There is no cure or FDA-approved treatment for ME. What many don’t know is that it is sometimes lethal. A study by Leonard Jason found the median age of death for cancer in the population is 72, but for his sample of ME patients, it’s 48. The average age at death from heart failure is 83, compared to 59 in ME patients who die of heart failure. Finally, the most heart-wrenching statistic that few know or talk about: The average age of self-induced death among ME patients is 39, compared to the national average of 48. Anecdotal evidence strongly suggests that ME patients, in general, die much younger than the general population, but as in most areas of ME research, there is a lack of studies due to the federal government ignoring the disease for decades.
“A brilliant physician I knew was one of the top public health officials on the AIDS crisis at its height,” says Justin Reilly, who has both Lyme disease and ME. “He said to me: ‘The CDC did the same thing to the AIDS patients as they are doing to you: They put their absolute worst people on it and ignored it as long as possible. But then people started dying grisly deaths in big numbers, and it wasn’t feasible to ignore it anymore. Unfortunately for you, your death will not be as grisly or swift.’”
Reilly is a senior producer for the ME documentary Forgotten Plague, which Ryan Prior wrote, co-directed and produced. I asked Prior what surprised him the most in making a documentary about ME. “What continues to surprise me is how common this disease is, how severe the suffering is and how deep the dysfunction is in that the medical system is unable to deal with the problem,” Prior says. “Many have been disabled for decades.” Even though the film was released in the fall of 2015, Prior continues to work for funding to broadcast the documentary in worldwide screenings; to raise awareness; to educate the medical profession through his nonprofit, the Blue Ribbon Foundation; and to advocate for patients.
“I think I was surprised that we had set out to make a film, but often, I feel like I’m running a social services agency with the number of people calling or emailing who are desperate for help and have nowhere to turn,” he said. “Every day or two you get a message that just stops you in your tracks. Over the course of a couple years, that becomes thousands.”
For the Davis/Dafoe family, their lives have also become dedicated to searching to find a cure for Whitney. Ron Davis, a scientist who won awards for his involvement in the Human Genome Project, heads the Open Medicine Foundation, where he works closely with scientists (including three Nobel laureates) to research the disease to find treatment or a cure.
“It’s remarkable how insidious this disease is,” he said at a fundraiser at his home in late summer 2015. “Because the people who have it don’t look sick, so nobody believes them.”
I had the privilege of touring the lab where Davis works, meeting researchers and scientists such as Crosby and talking openly about their frustrations in raising funds to support their work.
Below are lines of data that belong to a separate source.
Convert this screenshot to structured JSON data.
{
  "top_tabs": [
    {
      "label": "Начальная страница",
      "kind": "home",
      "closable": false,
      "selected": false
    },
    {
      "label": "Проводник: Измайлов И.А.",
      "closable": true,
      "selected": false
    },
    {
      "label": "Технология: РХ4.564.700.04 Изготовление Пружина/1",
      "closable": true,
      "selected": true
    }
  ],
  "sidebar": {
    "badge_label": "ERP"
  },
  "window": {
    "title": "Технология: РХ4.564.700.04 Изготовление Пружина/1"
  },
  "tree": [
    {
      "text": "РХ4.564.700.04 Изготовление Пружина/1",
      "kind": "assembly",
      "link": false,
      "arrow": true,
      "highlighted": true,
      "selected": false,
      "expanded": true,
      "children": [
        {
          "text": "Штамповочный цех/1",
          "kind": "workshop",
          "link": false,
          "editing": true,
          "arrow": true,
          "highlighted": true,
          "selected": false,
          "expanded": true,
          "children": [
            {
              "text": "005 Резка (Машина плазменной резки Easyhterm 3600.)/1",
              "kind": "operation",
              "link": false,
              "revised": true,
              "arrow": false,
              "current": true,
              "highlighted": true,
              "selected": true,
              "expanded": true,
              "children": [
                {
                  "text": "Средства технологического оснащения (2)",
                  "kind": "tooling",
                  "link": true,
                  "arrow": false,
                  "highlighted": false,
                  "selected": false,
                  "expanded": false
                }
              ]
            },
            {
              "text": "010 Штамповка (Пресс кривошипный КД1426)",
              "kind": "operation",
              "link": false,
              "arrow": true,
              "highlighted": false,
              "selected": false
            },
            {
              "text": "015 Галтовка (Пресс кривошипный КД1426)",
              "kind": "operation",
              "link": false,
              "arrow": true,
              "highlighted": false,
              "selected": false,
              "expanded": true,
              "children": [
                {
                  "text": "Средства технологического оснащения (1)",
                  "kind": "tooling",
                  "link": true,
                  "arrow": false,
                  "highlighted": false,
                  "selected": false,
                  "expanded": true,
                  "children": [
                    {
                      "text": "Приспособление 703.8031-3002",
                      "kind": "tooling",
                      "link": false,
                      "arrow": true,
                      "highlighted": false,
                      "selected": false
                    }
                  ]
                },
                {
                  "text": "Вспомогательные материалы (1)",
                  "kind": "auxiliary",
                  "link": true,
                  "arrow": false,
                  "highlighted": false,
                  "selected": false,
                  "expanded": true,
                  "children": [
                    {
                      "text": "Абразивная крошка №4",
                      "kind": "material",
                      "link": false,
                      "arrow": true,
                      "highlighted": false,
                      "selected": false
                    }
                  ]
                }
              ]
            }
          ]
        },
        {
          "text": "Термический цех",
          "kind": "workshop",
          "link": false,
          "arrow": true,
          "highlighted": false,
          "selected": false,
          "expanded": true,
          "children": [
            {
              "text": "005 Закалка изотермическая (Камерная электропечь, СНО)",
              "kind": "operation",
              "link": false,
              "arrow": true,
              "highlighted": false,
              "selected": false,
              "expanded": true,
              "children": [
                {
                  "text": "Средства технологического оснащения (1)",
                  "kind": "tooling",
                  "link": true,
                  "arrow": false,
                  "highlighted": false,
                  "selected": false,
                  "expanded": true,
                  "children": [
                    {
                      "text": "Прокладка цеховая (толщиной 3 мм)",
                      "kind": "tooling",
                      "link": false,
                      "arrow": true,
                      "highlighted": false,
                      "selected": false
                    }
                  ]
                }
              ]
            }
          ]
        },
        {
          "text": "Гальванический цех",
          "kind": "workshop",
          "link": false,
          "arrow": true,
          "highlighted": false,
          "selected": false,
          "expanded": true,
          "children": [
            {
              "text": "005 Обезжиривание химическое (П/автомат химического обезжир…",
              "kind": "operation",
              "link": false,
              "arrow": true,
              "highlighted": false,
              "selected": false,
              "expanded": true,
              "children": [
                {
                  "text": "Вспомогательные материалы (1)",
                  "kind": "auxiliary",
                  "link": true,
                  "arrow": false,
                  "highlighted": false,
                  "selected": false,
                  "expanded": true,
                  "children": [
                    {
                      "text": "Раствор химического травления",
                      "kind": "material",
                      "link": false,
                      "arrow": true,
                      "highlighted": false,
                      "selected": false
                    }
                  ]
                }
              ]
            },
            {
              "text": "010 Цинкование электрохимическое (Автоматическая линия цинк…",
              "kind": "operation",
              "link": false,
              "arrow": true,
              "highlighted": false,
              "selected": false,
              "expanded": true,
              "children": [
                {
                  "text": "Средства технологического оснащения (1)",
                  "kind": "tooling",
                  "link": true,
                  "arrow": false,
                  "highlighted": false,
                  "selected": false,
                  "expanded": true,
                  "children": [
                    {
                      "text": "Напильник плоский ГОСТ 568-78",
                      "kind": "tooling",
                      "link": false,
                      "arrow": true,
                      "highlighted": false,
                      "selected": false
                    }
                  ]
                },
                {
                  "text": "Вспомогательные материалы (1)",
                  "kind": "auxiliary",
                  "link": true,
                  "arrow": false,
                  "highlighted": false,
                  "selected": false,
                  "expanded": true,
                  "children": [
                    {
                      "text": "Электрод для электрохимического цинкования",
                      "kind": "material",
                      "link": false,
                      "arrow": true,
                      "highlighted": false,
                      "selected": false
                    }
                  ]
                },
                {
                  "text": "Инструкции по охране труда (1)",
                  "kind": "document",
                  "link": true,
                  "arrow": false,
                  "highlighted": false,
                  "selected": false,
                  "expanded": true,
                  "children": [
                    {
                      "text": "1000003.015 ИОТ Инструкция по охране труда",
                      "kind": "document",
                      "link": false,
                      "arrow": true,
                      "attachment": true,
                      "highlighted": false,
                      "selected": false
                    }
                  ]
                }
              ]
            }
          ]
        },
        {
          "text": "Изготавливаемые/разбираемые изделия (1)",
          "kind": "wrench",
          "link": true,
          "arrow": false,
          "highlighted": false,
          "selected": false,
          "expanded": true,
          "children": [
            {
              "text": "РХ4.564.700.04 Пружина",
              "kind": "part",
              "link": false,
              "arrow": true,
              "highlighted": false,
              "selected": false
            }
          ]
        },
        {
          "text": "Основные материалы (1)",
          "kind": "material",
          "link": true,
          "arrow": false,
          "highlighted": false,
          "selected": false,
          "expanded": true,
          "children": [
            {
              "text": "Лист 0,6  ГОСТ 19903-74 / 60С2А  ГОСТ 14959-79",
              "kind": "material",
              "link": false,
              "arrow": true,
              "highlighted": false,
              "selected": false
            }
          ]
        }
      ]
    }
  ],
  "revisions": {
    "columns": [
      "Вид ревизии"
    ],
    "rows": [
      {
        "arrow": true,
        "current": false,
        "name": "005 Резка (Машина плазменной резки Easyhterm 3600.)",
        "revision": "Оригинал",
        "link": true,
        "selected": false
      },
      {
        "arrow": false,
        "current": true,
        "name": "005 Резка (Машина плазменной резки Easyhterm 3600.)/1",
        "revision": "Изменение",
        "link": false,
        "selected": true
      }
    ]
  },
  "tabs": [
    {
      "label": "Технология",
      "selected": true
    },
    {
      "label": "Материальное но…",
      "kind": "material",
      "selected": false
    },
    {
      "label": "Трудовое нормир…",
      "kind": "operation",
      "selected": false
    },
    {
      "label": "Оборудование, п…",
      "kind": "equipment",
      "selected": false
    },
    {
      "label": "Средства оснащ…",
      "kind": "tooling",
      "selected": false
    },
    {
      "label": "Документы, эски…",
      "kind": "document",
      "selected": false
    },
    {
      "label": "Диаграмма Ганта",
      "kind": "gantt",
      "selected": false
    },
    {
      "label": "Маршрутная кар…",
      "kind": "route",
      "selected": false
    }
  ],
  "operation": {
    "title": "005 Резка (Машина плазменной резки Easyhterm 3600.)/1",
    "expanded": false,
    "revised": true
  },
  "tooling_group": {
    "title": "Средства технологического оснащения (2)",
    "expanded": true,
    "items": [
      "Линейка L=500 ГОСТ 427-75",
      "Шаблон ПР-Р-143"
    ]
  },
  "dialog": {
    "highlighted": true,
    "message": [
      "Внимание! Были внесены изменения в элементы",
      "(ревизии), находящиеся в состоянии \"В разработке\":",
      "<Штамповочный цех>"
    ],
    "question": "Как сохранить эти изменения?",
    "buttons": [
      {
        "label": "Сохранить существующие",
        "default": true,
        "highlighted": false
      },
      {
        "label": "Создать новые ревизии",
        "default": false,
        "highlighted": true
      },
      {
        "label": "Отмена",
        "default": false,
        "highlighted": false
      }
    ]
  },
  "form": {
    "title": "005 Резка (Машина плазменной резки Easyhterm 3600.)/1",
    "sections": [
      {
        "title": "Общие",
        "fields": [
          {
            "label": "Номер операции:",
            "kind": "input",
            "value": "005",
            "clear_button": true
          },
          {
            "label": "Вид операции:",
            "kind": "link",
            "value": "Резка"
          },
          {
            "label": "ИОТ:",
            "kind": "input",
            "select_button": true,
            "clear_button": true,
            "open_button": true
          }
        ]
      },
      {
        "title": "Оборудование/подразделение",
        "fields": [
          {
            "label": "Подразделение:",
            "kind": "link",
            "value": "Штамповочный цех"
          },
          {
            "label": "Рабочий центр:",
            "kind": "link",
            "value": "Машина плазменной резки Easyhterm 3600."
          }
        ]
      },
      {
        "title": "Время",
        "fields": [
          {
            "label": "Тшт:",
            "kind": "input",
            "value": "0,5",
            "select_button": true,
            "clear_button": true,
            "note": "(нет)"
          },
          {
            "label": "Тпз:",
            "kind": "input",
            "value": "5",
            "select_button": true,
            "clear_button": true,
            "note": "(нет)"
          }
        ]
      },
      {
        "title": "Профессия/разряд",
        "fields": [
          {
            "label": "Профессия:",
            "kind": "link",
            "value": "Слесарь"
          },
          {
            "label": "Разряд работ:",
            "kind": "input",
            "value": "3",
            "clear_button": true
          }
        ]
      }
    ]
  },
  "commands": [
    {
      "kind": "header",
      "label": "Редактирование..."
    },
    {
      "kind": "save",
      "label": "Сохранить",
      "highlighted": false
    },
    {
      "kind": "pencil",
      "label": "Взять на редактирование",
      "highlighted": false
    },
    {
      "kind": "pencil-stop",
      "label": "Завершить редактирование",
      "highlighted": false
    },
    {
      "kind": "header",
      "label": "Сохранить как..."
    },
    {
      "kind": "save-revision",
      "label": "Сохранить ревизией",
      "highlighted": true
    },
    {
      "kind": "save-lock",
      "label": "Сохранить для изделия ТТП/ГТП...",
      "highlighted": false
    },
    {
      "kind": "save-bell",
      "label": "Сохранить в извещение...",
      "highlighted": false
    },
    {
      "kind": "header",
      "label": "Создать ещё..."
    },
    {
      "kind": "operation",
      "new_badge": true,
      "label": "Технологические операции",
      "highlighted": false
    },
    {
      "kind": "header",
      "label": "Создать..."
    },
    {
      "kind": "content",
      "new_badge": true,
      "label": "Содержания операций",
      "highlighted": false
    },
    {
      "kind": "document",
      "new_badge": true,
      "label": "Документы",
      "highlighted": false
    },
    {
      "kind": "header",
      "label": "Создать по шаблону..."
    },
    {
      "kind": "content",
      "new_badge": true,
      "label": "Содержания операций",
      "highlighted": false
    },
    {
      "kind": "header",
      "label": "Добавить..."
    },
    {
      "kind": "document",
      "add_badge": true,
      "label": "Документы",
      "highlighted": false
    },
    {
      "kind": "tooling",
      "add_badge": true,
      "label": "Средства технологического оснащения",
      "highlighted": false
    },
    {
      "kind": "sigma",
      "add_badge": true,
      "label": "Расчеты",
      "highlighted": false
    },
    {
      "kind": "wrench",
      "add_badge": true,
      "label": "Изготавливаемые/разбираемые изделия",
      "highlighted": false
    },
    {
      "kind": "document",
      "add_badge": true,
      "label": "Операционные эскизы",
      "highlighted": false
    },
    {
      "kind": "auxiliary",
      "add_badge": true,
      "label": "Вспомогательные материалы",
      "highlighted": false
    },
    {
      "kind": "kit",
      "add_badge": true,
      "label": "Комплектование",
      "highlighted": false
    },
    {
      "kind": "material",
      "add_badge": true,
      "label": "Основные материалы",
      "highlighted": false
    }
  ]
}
Some of the scientists currently volunteer their hours.
The National Institutes of Health currently spends about $5 million a year researching ME, about the same amount they spend on male-pattern baldness. ME affects an estimated one million Americans, but approximately 85 percent of people could have it and not be diagnosed according to the CDC.
Janet Dafoe put her career on hold to care for 32-year-old Whitney full time. Watching her go about her duties in fulfilling the tasks of direct and indirect care over a 24-hour period was humbling. “I’m in there, looking at my amazing son,” she said recently over the phone. “And I just look at him, knowing there are these people who think this isn’t a real. It’s like if someone were to get run over in the street, smashed to bits and bleeding, then someone saying there’s no such thing as cars.”
Originally published May 2016. Updated April 2017.